(DATASET EXTRACT begins)
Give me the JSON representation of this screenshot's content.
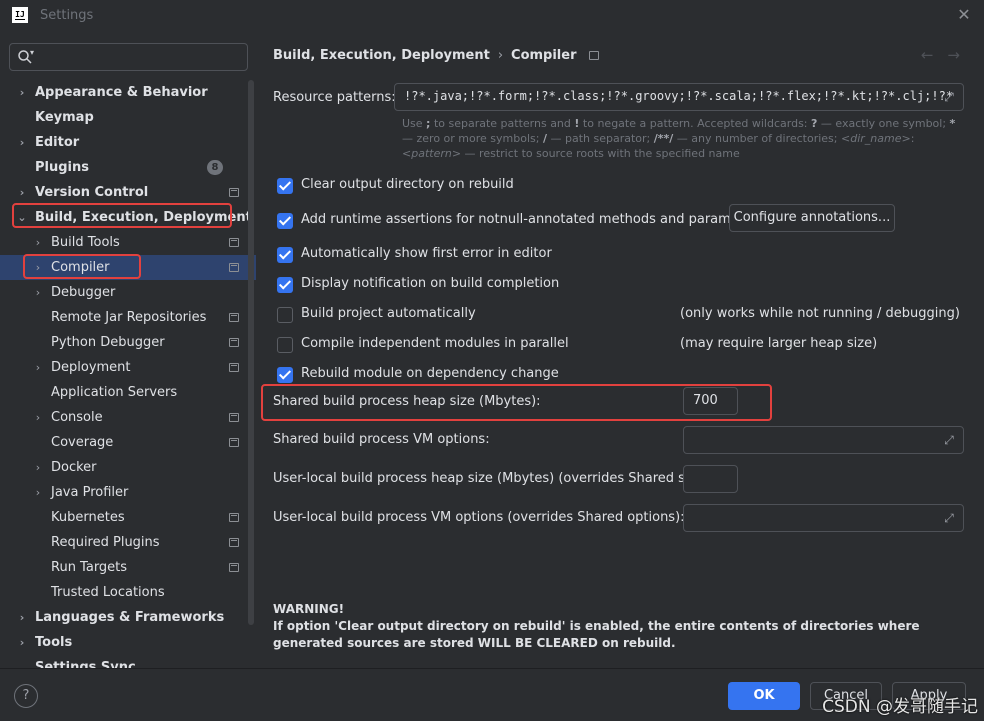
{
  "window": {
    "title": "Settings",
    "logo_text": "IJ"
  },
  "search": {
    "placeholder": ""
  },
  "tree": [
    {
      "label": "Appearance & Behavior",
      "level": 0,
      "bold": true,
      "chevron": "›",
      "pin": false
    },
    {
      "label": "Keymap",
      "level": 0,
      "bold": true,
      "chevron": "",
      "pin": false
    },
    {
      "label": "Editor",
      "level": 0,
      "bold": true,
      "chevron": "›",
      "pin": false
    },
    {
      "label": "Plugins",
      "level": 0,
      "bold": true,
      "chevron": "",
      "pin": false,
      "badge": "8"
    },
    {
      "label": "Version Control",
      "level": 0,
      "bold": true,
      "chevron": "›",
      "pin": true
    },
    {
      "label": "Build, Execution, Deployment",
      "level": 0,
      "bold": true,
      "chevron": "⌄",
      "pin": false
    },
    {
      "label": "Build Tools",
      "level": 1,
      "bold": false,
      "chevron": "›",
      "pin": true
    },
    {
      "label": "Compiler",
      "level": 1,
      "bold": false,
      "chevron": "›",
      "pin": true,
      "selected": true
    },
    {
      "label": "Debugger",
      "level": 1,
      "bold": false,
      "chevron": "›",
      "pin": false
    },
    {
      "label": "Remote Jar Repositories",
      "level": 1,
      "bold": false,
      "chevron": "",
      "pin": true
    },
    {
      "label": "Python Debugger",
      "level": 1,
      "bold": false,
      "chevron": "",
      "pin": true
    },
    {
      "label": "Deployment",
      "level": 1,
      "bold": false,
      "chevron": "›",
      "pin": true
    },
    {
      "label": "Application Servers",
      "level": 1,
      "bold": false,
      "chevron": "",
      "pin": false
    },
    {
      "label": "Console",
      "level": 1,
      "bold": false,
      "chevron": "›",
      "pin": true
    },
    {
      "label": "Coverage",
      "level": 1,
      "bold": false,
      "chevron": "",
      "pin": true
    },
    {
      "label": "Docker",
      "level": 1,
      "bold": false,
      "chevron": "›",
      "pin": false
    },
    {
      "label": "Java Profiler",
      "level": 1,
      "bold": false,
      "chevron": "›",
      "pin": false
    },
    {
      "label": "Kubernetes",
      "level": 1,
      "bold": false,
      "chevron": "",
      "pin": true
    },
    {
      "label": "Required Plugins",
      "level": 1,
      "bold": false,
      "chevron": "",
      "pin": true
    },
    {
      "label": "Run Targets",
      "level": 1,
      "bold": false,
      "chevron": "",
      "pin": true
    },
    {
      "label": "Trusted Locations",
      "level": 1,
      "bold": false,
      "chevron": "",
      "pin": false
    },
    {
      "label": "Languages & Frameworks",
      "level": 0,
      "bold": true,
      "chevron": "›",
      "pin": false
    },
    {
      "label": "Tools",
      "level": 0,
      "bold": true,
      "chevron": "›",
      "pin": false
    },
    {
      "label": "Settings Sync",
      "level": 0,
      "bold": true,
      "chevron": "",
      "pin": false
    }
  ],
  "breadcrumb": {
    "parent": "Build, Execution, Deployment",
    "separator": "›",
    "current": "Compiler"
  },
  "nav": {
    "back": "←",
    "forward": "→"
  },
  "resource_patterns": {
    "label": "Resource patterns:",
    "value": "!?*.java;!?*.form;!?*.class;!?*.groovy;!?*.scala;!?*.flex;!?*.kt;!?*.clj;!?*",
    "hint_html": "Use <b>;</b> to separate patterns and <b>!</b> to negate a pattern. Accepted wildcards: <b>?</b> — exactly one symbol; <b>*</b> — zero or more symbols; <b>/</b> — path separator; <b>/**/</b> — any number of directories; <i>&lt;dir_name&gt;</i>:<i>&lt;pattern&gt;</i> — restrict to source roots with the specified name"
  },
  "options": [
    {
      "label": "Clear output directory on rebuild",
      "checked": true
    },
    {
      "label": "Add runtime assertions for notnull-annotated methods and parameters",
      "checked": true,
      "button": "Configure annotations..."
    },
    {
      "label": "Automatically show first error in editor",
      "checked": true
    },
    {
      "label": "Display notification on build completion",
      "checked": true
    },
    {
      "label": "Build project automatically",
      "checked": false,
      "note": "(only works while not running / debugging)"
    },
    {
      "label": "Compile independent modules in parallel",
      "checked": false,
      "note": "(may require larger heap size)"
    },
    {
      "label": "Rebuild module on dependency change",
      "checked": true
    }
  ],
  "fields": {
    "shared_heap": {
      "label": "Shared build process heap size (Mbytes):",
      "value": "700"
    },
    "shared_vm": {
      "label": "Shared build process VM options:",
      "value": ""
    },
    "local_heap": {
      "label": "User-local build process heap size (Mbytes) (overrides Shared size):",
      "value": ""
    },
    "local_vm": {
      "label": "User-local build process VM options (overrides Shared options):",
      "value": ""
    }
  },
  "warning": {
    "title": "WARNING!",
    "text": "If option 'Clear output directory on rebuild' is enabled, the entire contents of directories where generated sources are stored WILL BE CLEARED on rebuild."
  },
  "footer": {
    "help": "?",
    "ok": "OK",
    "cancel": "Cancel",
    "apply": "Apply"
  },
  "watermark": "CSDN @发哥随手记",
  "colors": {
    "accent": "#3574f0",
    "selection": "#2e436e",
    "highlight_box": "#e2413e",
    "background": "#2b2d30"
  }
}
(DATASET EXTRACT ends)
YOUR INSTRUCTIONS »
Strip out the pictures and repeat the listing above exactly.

EXERCISE ANSWER »
Give me the JSON representation of this screenshot's content.
{
  "window": {
    "title": "Settings",
    "logo_text": "IJ"
  },
  "search": {
    "placeholder": ""
  },
  "tree": [
    {
      "label": "Appearance & Behavior",
      "level": 0,
      "bold": true,
      "chevron": "›",
      "pin": false
    },
    {
      "label": "Keymap",
      "level": 0,
      "bold": true,
      "chevron": "",
      "pin": false
    },
    {
      "label": "Editor",
      "level": 0,
      "bold": true,
      "chevron": "›",
      "pin": false
    },
    {
      "label": "Plugins",
      "level": 0,
      "bold": true,
      "chevron": "",
      "pin": false,
      "badge": "8"
    },
    {
      "label": "Version Control",
      "level": 0,
      "bold": true,
      "chevron": "›",
      "pin": true
    },
    {
      "label": "Build, Execution, Deployment",
      "level": 0,
      "bold": true,
      "chevron": "⌄",
      "pin": false
    },
    {
      "label": "Build Tools",
      "level": 1,
      "bold": false,
      "chevron": "›",
      "pin": true
    },
    {
      "label": "Compiler",
      "level": 1,
      "bold": false,
      "chevron": "›",
      "pin": true,
      "selected": true
    },
    {
      "label": "Debugger",
      "level": 1,
      "bold": false,
      "chevron": "›",
      "pin": false
    },
    {
      "label": "Remote Jar Repositories",
      "level": 1,
      "bold": false,
      "chevron": "",
      "pin": true
    },
    {
      "label": "Python Debugger",
      "level": 1,
      "bold": false,
      "chevron": "",
      "pin": true
    },
    {
      "label": "Deployment",
      "level": 1,
      "bold": false,
      "chevron": "›",
      "pin": true
    },
    {
      "label": "Application Servers",
      "level": 1,
      "bold": false,
      "chevron": "",
      "pin": false
    },
    {
      "label": "Console",
      "level": 1,
      "bold": false,
      "chevron": "›",
      "pin": true
    },
    {
      "label": "Coverage",
      "level": 1,
      "bold": false,
      "chevron": "",
      "pin": true
    },
    {
      "label": "Docker",
      "level": 1,
      "bold": false,
      "chevron": "›",
      "pin": false
    },
    {
      "label": "Java Profiler",
      "level": 1,
      "bold": false,
      "chevron": "›",
      "pin": false
    },
    {
      "label": "Kubernetes",
      "level": 1,
      "bold": false,
      "chevron": "",
      "pin": true
    },
    {
      "label": "Required Plugins",
      "level": 1,
      "bold": false,
      "chevron": "",
      "pin": true
    },
    {
      "label": "Run Targets",
      "level": 1,
      "bold": false,
      "chevron": "",
      "pin": true
    },
    {
      "label": "Trusted Locations",
      "level": 1,
      "bold": false,
      "chevron": "",
      "pin": false
    },
    {
      "label": "Languages & Frameworks",
      "level": 0,
      "bold": true,
      "chevron": "›",
      "pin": false
    },
    {
      "label": "Tools",
      "level": 0,
      "bold": true,
      "chevron": "›",
      "pin": false
    },
    {
      "label": "Settings Sync",
      "level": 0,
      "bold": true,
      "chevron": "",
      "pin": false
    }
  ],
  "breadcrumb": {
    "parent": "Build, Execution, Deployment",
    "separator": "›",
    "current": "Compiler"
  },
  "nav": {
    "back": "←",
    "forward": "→"
  },
  "resource_patterns": {
    "label": "Resource patterns:",
    "value": "!?*.java;!?*.form;!?*.class;!?*.groovy;!?*.scala;!?*.flex;!?*.kt;!?*.clj;!?*",
    "hint_html": "Use <b>;</b> to separate patterns and <b>!</b> to negate a pattern. Accepted wildcards: <b>?</b> — exactly one symbol; <b>*</b> — zero or more symbols; <b>/</b> — path separator; <b>/**/</b> — any number of directories; <i>&lt;dir_name&gt;</i>:<i>&lt;pattern&gt;</i> — restrict to source roots with the specified name"
  },
  "options": [
    {
      "label": "Clear output directory on rebuild",
      "checked": true
    },
    {
      "label": "Add runtime assertions for notnull-annotated methods and parameters",
      "checked": true,
      "button": "Configure annotations..."
    },
    {
      "label": "Automatically show first error in editor",
      "checked": true
    },
    {
      "label": "Display notification on build completion",
      "checked": true
    },
    {
      "label": "Build project automatically",
      "checked": false,
      "note": "(only works while not running / debugging)"
    },
    {
      "label": "Compile independent modules in parallel",
      "checked": false,
      "note": "(may require larger heap size)"
    },
    {
      "label": "Rebuild module on dependency change",
      "checked": true
    }
  ],
  "fields": {
    "shared_heap": {
      "label": "Shared build process heap size (Mbytes):",
      "value": "700"
    },
    "shared_vm": {
      "label": "Shared build process VM options:",
      "value": ""
    },
    "local_heap": {
      "label": "User-local build process heap size (Mbytes) (overrides Shared size):",
      "value": ""
    },
    "local_vm": {
      "label": "User-local build process VM options (overrides Shared options):",
      "value": ""
    }
  },
  "warning": {
    "title": "WARNING!",
    "text": "If option 'Clear output directory on rebuild' is enabled, the entire contents of directories where generated sources are stored WILL BE CLEARED on rebuild."
  },
  "footer": {
    "help": "?",
    "ok": "OK",
    "cancel": "Cancel",
    "apply": "Apply"
  },
  "watermark": "CSDN @发哥随手记",
  "colors": {
    "accent": "#3574f0",
    "selection": "#2e436e",
    "highlight_box": "#e2413e",
    "background": "#2b2d30"
  }
}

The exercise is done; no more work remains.